AR technology broke through to the mainstream a couple of years ago thanks to the popularity of Pokemon Go. The popular game allowed users to utilise the camera on their phone to interact with Pokemon characters at different geographical locations.

Another good example is Ikea’s new app which uses AR technology to allow users to take a photo of a room, then place Ikea furniture onto the image. This allows potential customers to “try before they buy” in a virtual manner, so that they can see if the furniture matches the design of their room.

Some businesses have gone one step further and they are using AR technology to activate apps on your smart-phone when you are nearby.

For example – if you are walking past a bicycle rental kiosk, the app will pop up and ask you if you want to rent a bicycle.

We are starting to see a new wave of innovative solutions being developed as a result of AR technology becoming more mainstream. This will give businesses a new way to interact with customers and could help you to create new delivery models for your products and services.

Innovation - One Step at a Time

Innovation in business doesn’t necessarily mean you have to make great leaps forward. Sometimes little steps can be just as transformative.

Innovation doesn’t necessarily have to involve massive change programmes and unsustainable levels of activity. Not every business needs a revolution.

Your business doesn’t necessarily need to be the next Google. What if you introduce a number of smaller innovations over a 12-18 month period that makes it easier for your customers to buy from you? Perhaps you could create a faster and more efficient way of getting your product to your customer.

Maybe you can learn from other industries in order to apply new processes that are innovative for your particular industry. For example - if delivering your products or services directly to your customer, any time of the day is unheard of in your particular industry, you and your firm could be the “innovator” in your sector of the market, by being the first firm to offer this type of service.

Innovation doesn’t necessary have to involve technology. You could improve the quality of your service offering by investing in training and developing your people. Perhaps you could be the first firm in your particular market to provide Lean Six Sigma training to your staff. This training could equip your people with a mind-set to find better, more efficient ways of doing things in your business. This would have the effective of reducing waste (whether that is time, raw materials, energy or money). In addition it could deliver efficiencies to your customers in terms of reduced lead times, etc.

The key to driving innovation in your business is to step back, look at your firm in the context of your particular industry and consider if there is a better way of doing certain things. It also helps to talk to some of your customers. They will tend to be pretty quick to tell you what they want and what would make them buy from you again, rather than from a competitor.

Exam Success

We are pleased to announce that Marco Belim has passed the final exams to achieve his Tax Technician Qualification and become a member of ATT, the leading professional body for those providing UK tax compliance services.

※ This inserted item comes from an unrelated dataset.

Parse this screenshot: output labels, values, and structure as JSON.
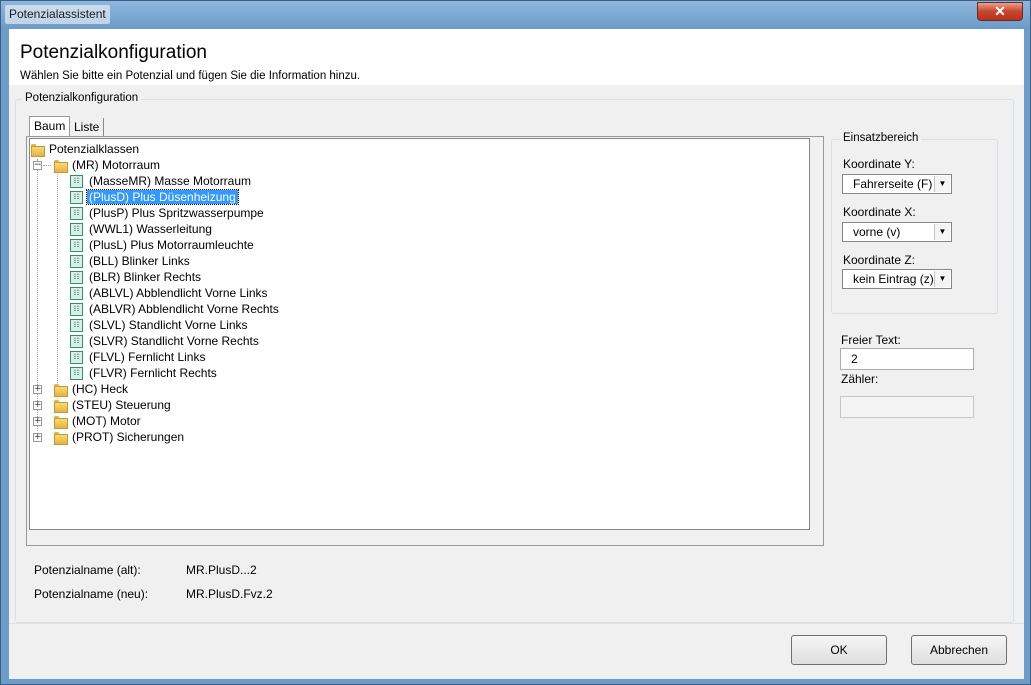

Marco joined Humphrey & Co as an Apprentice Accounting Technician in 2015 and achieved his AAT qualification in 2017. Whilst working for Partner Greg Penfold in the Dental Team Marco will now continue with his studies working towards achieving his ACA qualification to become a Chartered Accountant.

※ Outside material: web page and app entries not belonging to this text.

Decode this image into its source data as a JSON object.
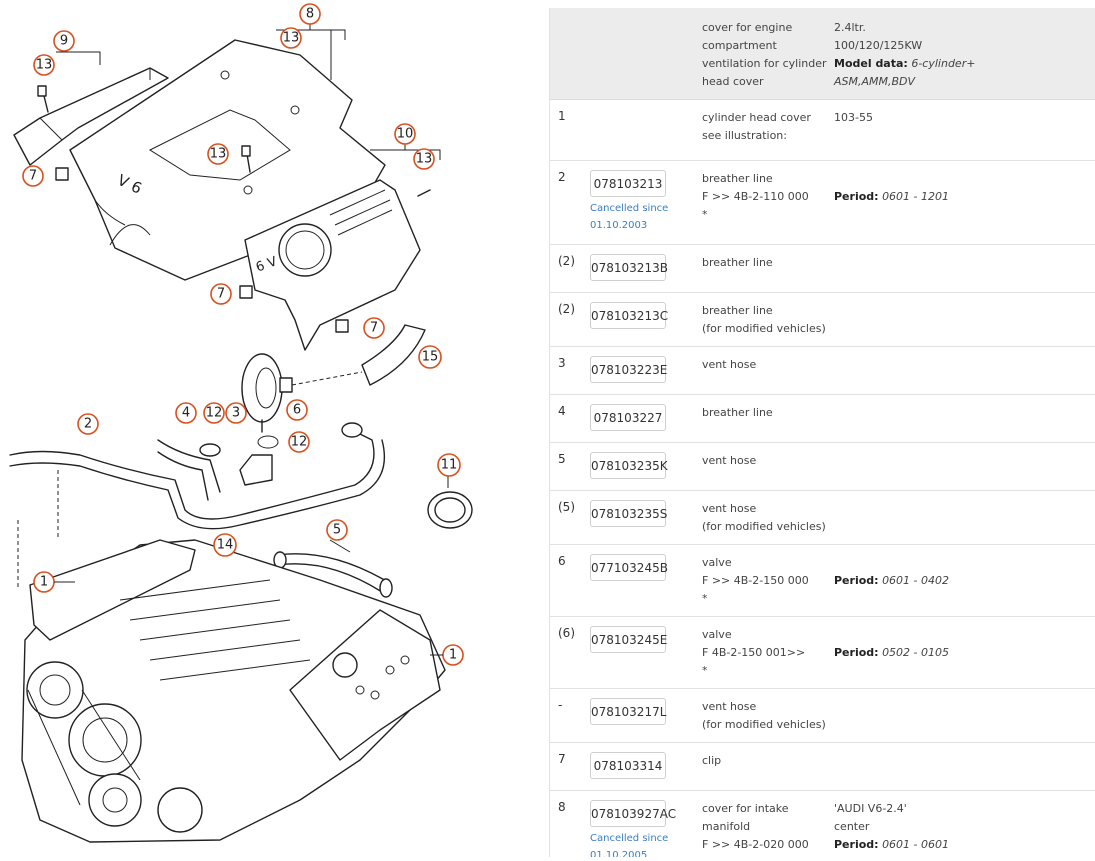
{
  "header": {
    "desc": "cover for engine\ncompartment\nventilation for cylinder\nhead cover",
    "info_plain": "2.4ltr.\n100/120/125KW",
    "info_label": "Model data:",
    "info_value": "6-cylinder+",
    "info_value2": "ASM,AMM,BDV"
  },
  "period_label": "Period:",
  "rows": [
    {
      "pos": "1",
      "part": "",
      "cancel": "",
      "desc": "cylinder head cover\nsee illustration:",
      "info": "103-55",
      "period": ""
    },
    {
      "pos": "2",
      "part": "078103213",
      "cancel": "Cancelled since\n01.10.2003",
      "desc": "breather line\nF >> 4B-2-110 000\n*",
      "info": "",
      "period": "0601 - 1201"
    },
    {
      "pos": "(2)",
      "part": "078103213B",
      "cancel": "",
      "desc": "breather line",
      "info": "",
      "period": ""
    },
    {
      "pos": "(2)",
      "part": "078103213C",
      "cancel": "",
      "desc": "breather line\n(for modified vehicles)",
      "info": "",
      "period": ""
    },
    {
      "pos": "3",
      "part": "078103223E",
      "cancel": "",
      "desc": "vent hose",
      "info": "",
      "period": ""
    },
    {
      "pos": "4",
      "part": "078103227",
      "cancel": "",
      "desc": "breather line",
      "info": "",
      "period": ""
    },
    {
      "pos": "5",
      "part": "078103235K",
      "cancel": "",
      "desc": "vent hose",
      "info": "",
      "period": ""
    },
    {
      "pos": "(5)",
      "part": "078103235S",
      "cancel": "",
      "desc": "vent hose\n(for modified vehicles)",
      "info": "",
      "period": ""
    },
    {
      "pos": "6",
      "part": "077103245B",
      "cancel": "",
      "desc": "valve\nF >> 4B-2-150 000\n*",
      "info": "",
      "period": "0601 - 0402"
    },
    {
      "pos": "(6)",
      "part": "078103245E",
      "cancel": "",
      "desc": "valve\nF 4B-2-150 001>>\n*",
      "info": "",
      "period": "0502 - 0105"
    },
    {
      "pos": "-",
      "part": "078103217L",
      "cancel": "",
      "desc": "vent hose\n(for modified vehicles)",
      "info": "",
      "period": ""
    },
    {
      "pos": "7",
      "part": "078103314",
      "cancel": "",
      "desc": "clip",
      "info": "",
      "period": ""
    },
    {
      "pos": "8",
      "part": "078103927AC",
      "cancel": "Cancelled since\n01.10.2005",
      "desc": "cover for intake\nmanifold\nF >> 4B-2-020 000\n*",
      "info": "'AUDI V6-2.4'\ncenter",
      "period": "0601 - 0601"
    }
  ],
  "callouts": [
    "9",
    "13",
    "8",
    "13",
    "13",
    "10",
    "13",
    "7",
    "7",
    "7",
    "15",
    "6",
    "4",
    "12",
    "3",
    "12",
    "2",
    "11",
    "5",
    "14",
    "1",
    "1"
  ],
  "diagram_labels": {
    "v6_a": "V 6",
    "v6_b": "6 V"
  }
}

We congratulate Marco on his hard work in achieving this qualification and wish him every success with his ACA studies.